Work order —
If a record holds a picture, omit that picture and copy everything else exactly.

---*---

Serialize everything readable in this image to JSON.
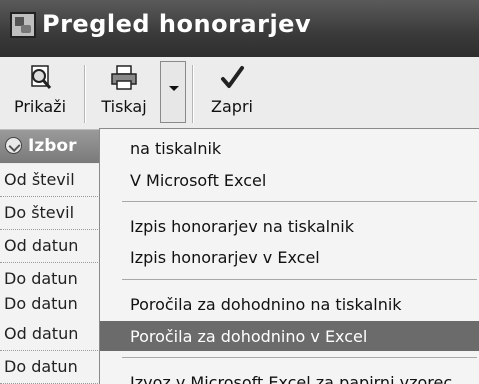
{
  "window": {
    "title": "Pregled honorarjev"
  },
  "toolbar": {
    "prikazi_label": "Prikaži",
    "tiskaj_label": "Tiskaj",
    "zapri_label": "Zapri"
  },
  "panel": {
    "header": "Izbor",
    "rows": [
      "Od števil",
      "Do števil",
      "Od datun",
      "Do datun",
      "Do datun",
      "Od datun",
      "Do datun"
    ]
  },
  "menu": {
    "items": [
      "na tiskalnik",
      "V Microsoft Excel",
      "Izpis honorarjev na tiskalnik",
      "Izpis honorarjev v Excel",
      "Poročila za dohodnino na tiskalnik",
      "Poročila za dohodnino v Excel",
      "Izvoz v Microsoft Excel za papirni vzorec"
    ],
    "selected_index": 5
  },
  "colors": {
    "titlebar": "#3a3a3a",
    "selection": "#6b6b6b"
  }
}
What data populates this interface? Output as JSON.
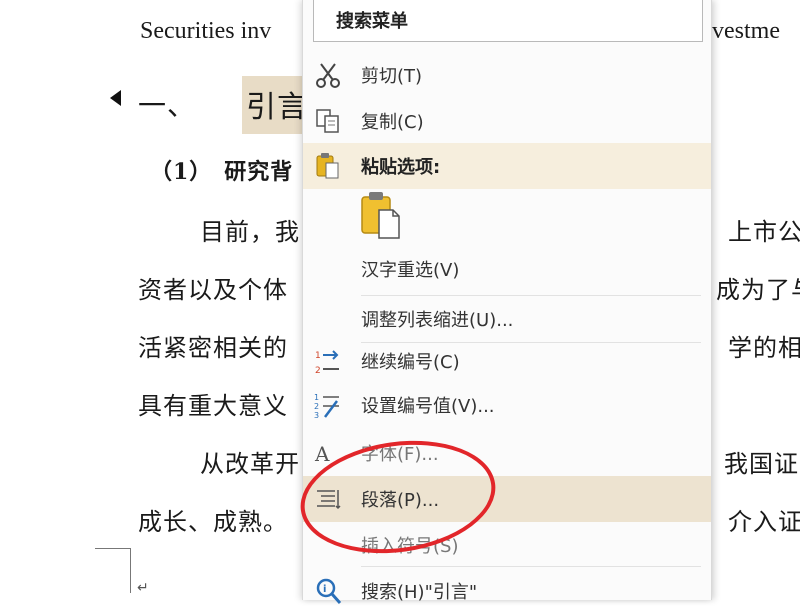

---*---

Answer section —
Serialize everything readable in this image to JSON.
{
  "window": {
    "title": "Pregled honorarjev"
  },
  "toolbar": {
    "prikazi_label": "Prikaži",
    "tiskaj_label": "Tiskaj",
    "zapri_label": "Zapri"
  },
  "panel": {
    "header": "Izbor",
    "rows": [
      "Od števil",
      "Do števil",
      "Od datun",
      "Do datun",
      "Do datun",
      "Od datun",
      "Do datun"
    ]
  },
  "menu": {
    "items": [
      "na tiskalnik",
      "V Microsoft Excel",
      "Izpis honorarjev na tiskalnik",
      "Izpis honorarjev v Excel",
      "Poročila za dohodnino na tiskalnik",
      "Poročila za dohodnino v Excel",
      "Izvoz v Microsoft Excel za papirni vzorec"
    ],
    "selected_index": 5
  },
  "colors": {
    "titlebar": "#3a3a3a",
    "selection": "#6b6b6b"
  }
}
What data populates this interface? Output as JSON.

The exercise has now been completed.